* [Exercise directions]
Read the records below. Copy each line where the string "linear" occurs.

* [Entries supplied]

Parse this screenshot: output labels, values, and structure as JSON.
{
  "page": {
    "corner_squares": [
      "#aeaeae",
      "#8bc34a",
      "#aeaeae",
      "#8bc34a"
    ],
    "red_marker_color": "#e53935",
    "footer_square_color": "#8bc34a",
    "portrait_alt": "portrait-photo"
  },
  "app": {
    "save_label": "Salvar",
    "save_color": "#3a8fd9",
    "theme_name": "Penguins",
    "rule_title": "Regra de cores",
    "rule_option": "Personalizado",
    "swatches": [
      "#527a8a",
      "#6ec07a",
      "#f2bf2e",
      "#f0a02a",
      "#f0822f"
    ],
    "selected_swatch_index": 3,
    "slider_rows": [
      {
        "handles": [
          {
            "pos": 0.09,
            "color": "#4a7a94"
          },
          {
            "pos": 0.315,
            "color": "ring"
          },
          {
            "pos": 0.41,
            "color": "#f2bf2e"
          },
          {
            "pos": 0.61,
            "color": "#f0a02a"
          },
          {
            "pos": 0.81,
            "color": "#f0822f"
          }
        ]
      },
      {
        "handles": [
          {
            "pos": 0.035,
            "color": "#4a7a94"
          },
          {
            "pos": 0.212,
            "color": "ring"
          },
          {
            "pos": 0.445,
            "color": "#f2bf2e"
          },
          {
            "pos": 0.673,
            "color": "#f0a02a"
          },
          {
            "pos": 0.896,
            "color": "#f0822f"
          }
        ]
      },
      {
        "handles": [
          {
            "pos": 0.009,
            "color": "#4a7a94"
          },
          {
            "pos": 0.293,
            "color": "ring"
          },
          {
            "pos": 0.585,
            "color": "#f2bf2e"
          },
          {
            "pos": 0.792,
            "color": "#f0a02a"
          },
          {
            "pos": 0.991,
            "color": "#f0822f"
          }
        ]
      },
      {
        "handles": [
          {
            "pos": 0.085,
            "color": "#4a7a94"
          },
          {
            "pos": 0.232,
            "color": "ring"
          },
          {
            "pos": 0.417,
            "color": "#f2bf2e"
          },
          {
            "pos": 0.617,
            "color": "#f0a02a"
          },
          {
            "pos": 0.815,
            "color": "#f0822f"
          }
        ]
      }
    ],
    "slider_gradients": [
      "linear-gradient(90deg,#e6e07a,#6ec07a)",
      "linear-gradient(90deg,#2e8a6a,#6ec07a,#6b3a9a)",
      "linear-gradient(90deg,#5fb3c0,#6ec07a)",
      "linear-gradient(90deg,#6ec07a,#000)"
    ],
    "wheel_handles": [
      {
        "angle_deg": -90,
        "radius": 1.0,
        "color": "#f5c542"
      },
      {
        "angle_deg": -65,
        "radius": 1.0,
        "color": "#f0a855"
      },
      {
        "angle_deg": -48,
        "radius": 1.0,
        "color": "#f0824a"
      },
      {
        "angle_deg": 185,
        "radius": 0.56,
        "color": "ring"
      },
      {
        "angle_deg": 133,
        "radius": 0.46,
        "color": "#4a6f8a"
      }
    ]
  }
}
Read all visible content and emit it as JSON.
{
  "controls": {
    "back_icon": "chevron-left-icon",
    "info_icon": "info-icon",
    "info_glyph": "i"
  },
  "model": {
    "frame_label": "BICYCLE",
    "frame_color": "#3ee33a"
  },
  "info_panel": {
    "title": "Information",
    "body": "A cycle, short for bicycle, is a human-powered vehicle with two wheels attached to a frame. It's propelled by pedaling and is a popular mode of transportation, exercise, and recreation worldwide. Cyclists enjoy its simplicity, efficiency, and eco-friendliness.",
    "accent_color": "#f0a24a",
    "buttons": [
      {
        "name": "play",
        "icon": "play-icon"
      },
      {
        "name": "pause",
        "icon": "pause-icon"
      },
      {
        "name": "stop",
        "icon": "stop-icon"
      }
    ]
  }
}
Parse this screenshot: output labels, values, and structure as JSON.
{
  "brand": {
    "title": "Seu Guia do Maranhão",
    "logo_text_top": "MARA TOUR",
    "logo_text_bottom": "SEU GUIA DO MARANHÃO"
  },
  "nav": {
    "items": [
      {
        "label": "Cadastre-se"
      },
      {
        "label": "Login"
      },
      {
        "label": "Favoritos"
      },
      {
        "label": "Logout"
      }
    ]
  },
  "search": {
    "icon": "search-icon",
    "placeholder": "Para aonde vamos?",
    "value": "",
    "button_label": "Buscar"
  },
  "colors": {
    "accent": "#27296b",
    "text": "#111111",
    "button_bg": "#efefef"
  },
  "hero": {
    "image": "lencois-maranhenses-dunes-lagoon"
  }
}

* [Answer box]
      "linear-gradient(90deg,#e6e07a,#6ec07a)",
      "linear-gradient(90deg,#2e8a6a,#6ec07a,#6b3a9a)",
      "linear-gradient(90deg,#5fb3c0,#6ec07a)",
      "linear-gradient(90deg,#6ec07a,#000)"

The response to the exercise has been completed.